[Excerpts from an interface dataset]
* * * * * * * * *

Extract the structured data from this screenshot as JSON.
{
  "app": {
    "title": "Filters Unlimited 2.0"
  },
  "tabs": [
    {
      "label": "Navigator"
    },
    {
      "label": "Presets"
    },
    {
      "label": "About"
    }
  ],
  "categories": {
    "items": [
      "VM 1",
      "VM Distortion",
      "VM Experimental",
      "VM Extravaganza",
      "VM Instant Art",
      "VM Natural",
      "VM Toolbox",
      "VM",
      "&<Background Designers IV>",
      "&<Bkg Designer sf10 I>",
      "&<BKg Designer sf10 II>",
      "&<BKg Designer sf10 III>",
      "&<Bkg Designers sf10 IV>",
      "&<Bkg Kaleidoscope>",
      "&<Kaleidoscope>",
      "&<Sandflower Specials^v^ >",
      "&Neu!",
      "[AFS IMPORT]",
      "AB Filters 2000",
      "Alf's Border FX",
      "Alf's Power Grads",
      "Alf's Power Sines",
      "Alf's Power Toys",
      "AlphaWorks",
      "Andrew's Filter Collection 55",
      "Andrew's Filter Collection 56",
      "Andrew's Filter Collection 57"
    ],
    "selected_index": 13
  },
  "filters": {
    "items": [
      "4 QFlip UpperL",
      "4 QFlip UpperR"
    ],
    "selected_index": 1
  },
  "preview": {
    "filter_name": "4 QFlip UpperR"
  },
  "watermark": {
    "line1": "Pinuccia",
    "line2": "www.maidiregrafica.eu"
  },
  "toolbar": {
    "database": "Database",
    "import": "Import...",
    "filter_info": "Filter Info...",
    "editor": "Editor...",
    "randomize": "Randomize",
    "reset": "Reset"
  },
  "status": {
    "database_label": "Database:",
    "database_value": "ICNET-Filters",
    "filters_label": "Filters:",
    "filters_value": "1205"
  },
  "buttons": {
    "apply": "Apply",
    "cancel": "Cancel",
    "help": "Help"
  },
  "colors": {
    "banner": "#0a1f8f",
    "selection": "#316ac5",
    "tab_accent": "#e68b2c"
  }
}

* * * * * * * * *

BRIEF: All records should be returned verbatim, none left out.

EXPECTED ANSWER:
Extract the structured data from this screenshot as JSON.
{
  "app": {
    "title": "Filters Unlimited 2.0"
  },
  "tabs": [
    {
      "label": "Navigator"
    },
    {
      "label": "Presets"
    },
    {
      "label": "About"
    }
  ],
  "categories": {
    "items": [
      "VM 1",
      "VM Distortion",
      "VM Experimental",
      "VM Extravaganza",
      "VM Instant Art",
      "VM Natural",
      "VM Toolbox",
      "VM",
      "&<Background Designers IV>",
      "&<Bkg Designer sf10 I>",
      "&<BKg Designer sf10 II>",
      "&<BKg Designer sf10 III>",
      "&<Bkg Designers sf10 IV>",
      "&<Bkg Kaleidoscope>",
      "&<Kaleidoscope>",
      "&<Sandflower Specials^v^ >",
      "&Neu!",
      "[AFS IMPORT]",
      "AB Filters 2000",
      "Alf's Border FX",
      "Alf's Power Grads",
      "Alf's Power Sines",
      "Alf's Power Toys",
      "AlphaWorks",
      "Andrew's Filter Collection 55",
      "Andrew's Filter Collection 56",
      "Andrew's Filter Collection 57"
    ],
    "selected_index": 13
  },
  "filters": {
    "items": [
      "4 QFlip UpperL",
      "4 QFlip UpperR"
    ],
    "selected_index": 1
  },
  "preview": {
    "filter_name": "4 QFlip UpperR"
  },
  "watermark": {
    "line1": "Pinuccia",
    "line2": "www.maidiregrafica.eu"
  },
  "toolbar": {
    "database": "Database",
    "import": "Import...",
    "filter_info": "Filter Info...",
    "editor": "Editor...",
    "randomize": "Randomize",
    "reset": "Reset"
  },
  "status": {
    "database_label": "Database:",
    "database_value": "ICNET-Filters",
    "filters_label": "Filters:",
    "filters_value": "1205"
  },
  "buttons": {
    "apply": "Apply",
    "cancel": "Cancel",
    "help": "Help"
  },
  "colors": {
    "banner": "#0a1f8f",
    "selection": "#316ac5",
    "tab_accent": "#e68b2c"
  }
}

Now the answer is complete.